On the subject of a noted increase in custom collection and “backyard semen sales:”
“Alongside the larger A.I. companies are smaller businesses that produce and sell semen. A new (relaunched) category to this list are the semen sales between commercial dairy producers that have been termed “backyard” semen sales. This goes back to the previous paragraph where bulls offered by breeders can be attractive competition for those sold by large A.I. companies with almost predictable pedigrees. Having more businesses produce and sell semen is not a development restricted to domestic sales. Even exports to EU and China are now conducted by individual breeders that were once selling bulls to A.I. and are now collecting and marketing their own semen.”https://www.progressivedairy.com/topics/a-i-breeding/is-our-u-s-a-i-industry-ok
Thanks for the shout-out! We are only successful because of the many breeders who understand breeding cows is more than numbers. Breeding cows is an art. Breeding cows involves science. Not only art, not only science. The current path of mainstream A.I. isolating the science from the art will only bring more frustration to more breeders. Watch for trends to continue to bring more support to small studs and individual pedigree breeders who see the danger in the current path. Go Breeders!
Ms. Eaglen sums up her synopsis of the A.I. industry:
“It is nearly impossible to diagnose the current state of our A.I. industry. However, what is clear is that it is changing. Give it another 10 years, and our industry will have yet a different face.https://www.progressivedairy.com/topics/a-i-breeding/is-our-u-s-a-i-industry-ok
For many, this change will be undesirable; for some it will be beneficial. It will be largely driven by technological advances and economic developments, which are unlikely to be stopped. Just as frozen semen, (genomic) breeding values, embryo transfer, sexed semen and genomic testing have changed our industry, so will the introduction of genome editing and precision (smart) dairy farming. There will likely be a counter-movement with the return of smaller cooperatives and private breeders. One will have to find the space he or she finds most comfortable, but we need to be careful that we do not reintroduce the disadvantages of earlier times.”
She is right.
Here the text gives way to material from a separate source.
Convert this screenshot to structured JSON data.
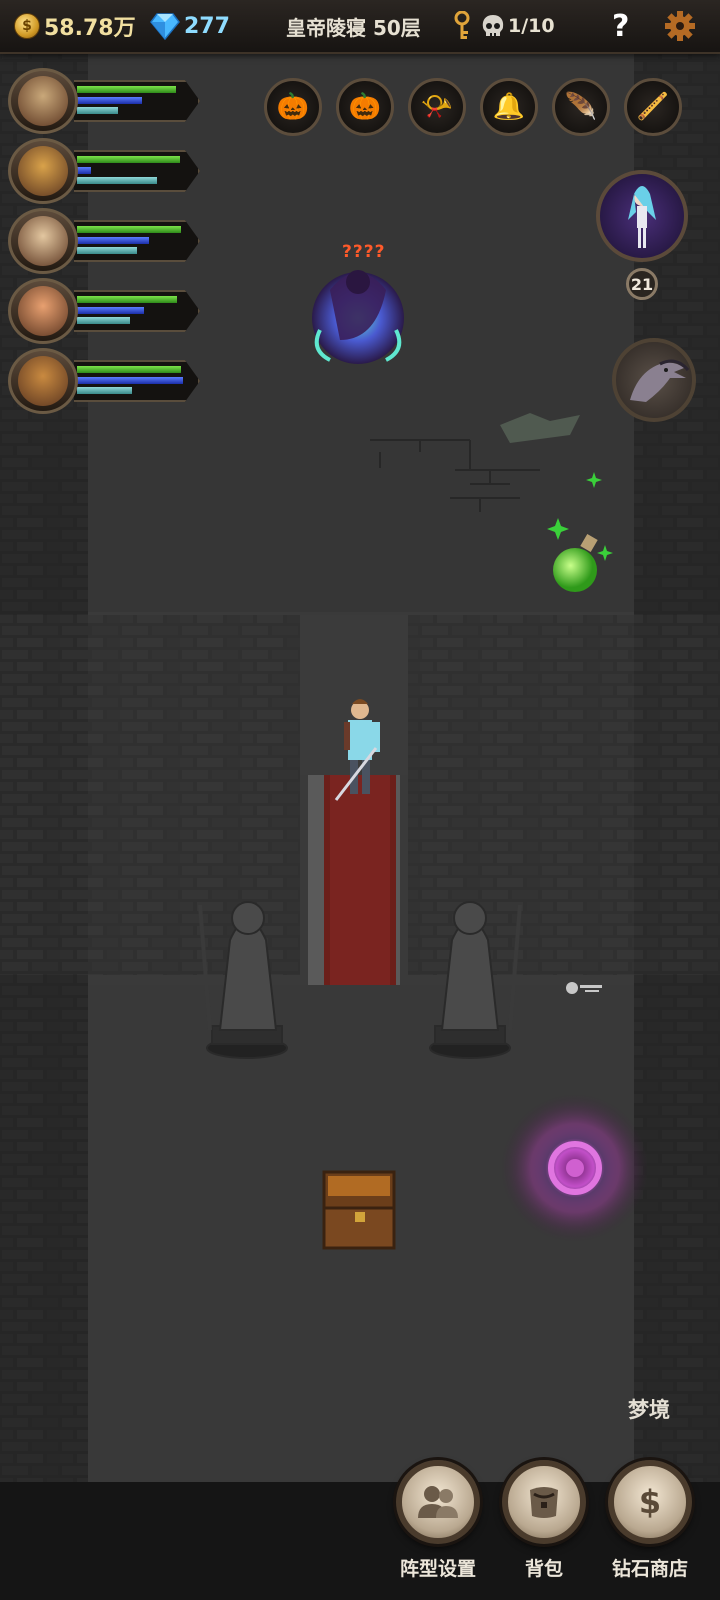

The industry is changing, on many fronts. In 10 years what will the average cow look like? Will we have figured out that a posty legged cow does not last even if she ranks the highest in index ratings? Will we grasp that a cow that lacks femininity will not breed back well and will only milk well on high levels of grain even if she is in the top 100 for DPR and milk.
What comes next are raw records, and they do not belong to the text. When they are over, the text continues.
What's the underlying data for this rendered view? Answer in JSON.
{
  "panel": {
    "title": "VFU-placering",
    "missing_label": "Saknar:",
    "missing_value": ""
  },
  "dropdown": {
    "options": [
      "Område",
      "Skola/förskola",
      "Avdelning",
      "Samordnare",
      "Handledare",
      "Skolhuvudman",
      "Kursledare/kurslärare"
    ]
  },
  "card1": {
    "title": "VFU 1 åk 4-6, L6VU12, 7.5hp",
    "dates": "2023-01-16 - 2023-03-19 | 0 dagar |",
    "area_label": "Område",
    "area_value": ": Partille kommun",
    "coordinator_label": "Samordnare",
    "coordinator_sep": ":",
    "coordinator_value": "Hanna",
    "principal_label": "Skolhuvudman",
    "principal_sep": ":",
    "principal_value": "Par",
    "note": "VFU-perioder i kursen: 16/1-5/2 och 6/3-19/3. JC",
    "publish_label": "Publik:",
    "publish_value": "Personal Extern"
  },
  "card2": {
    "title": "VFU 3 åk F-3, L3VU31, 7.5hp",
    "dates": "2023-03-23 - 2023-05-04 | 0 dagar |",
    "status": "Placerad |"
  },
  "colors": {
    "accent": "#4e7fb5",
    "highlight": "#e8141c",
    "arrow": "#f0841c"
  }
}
Unless we stop chasing our tails, the problems that haunt us today, will not look much different than the problems that will be discussed in 2030.
We have chosen to stop chasing our tails. We do not chase the latest and the highest index. We stick to what is always true. A good bull “yesterday”, will produce the same kind of cow today that he did “yesterday.” If he worked well in your herd and produced cows that stood the test of time, he is the best bull to put to work in your herd. Either by using him again or a son from a good cow family.
One elderly farmer when asked what one thing he would point to as a reason for his success, stated simply, “I used proven bulls.”
Let someone else try out the latest and the greatest. Let someone else figure out which bulls are a disaster and then use the ones that lived long enough to pay his bills. They will likely pay your bills too. It is not the most glamorous way, but it is the most profitable way.